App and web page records

-=-=-=-=-

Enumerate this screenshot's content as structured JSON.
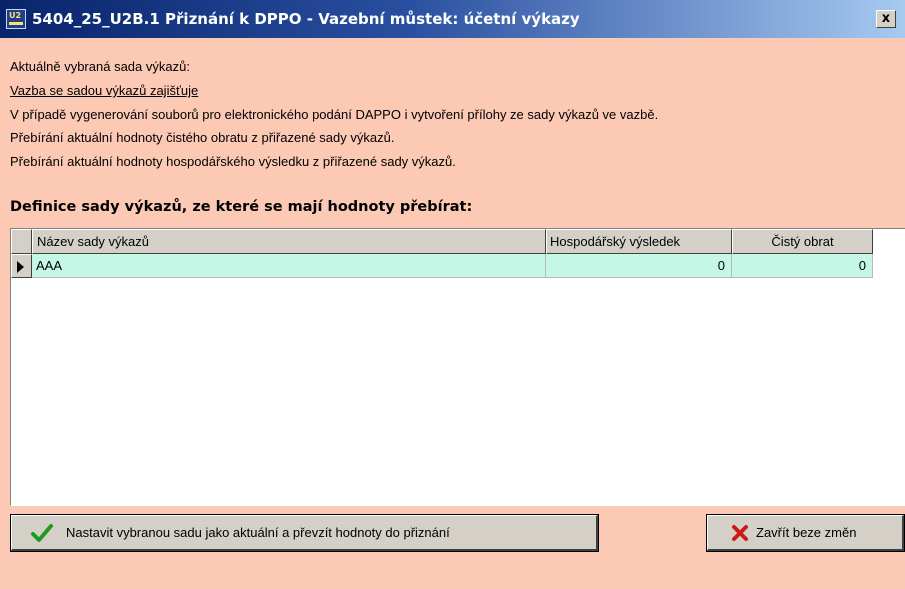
{
  "window": {
    "title": "5404_25_U2B.1 Přiznání k DPPO - Vazební můstek: účetní výkazy",
    "close_label": "x"
  },
  "info": {
    "line1": "Aktuálně vybraná sada výkazů:",
    "line2": "Vazba se sadou výkazů zajišťuje",
    "line3": "V případě vygenerování souborů pro elektronického podání DAPPO i vytvoření přílohy ze sady výkazů ve vazbě.",
    "line4": "Přebírání aktuální hodnoty čistého obratu z přiřazené sady výkazů.",
    "line5": "Přebírání aktuální hodnoty hospodářského výsledku z přiřazené sady výkazů."
  },
  "section": {
    "title": "Definice sady výkazů, ze které se mají hodnoty přebírat:"
  },
  "grid": {
    "columns": [
      "Název sady výkazů",
      "Hospodářský výsledek",
      "Čistý obrat"
    ],
    "rows": [
      {
        "name": "AAA",
        "result": "0",
        "turnover": "0"
      }
    ]
  },
  "buttons": {
    "apply_label": "Nastavit vybranou sadu jako aktuální a převzít hodnoty do přiznání",
    "close_label": "Zavřít beze změn"
  },
  "colors": {
    "background": "#fcc9b5",
    "selected_row": "#c4f7e5",
    "title_bar": "#08246b"
  },
  "icons": {
    "apply": "check-icon",
    "close": "x-icon"
  }
}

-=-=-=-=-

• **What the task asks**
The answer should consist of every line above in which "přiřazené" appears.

• **Answer box**
    "line4": "Přebírání aktuální hodnoty čistého obratu z přiřazené sady výkazů.",
    "line5": "Přebírání aktuální hodnoty hospodářského výsledku z přiřazené sady výkazů."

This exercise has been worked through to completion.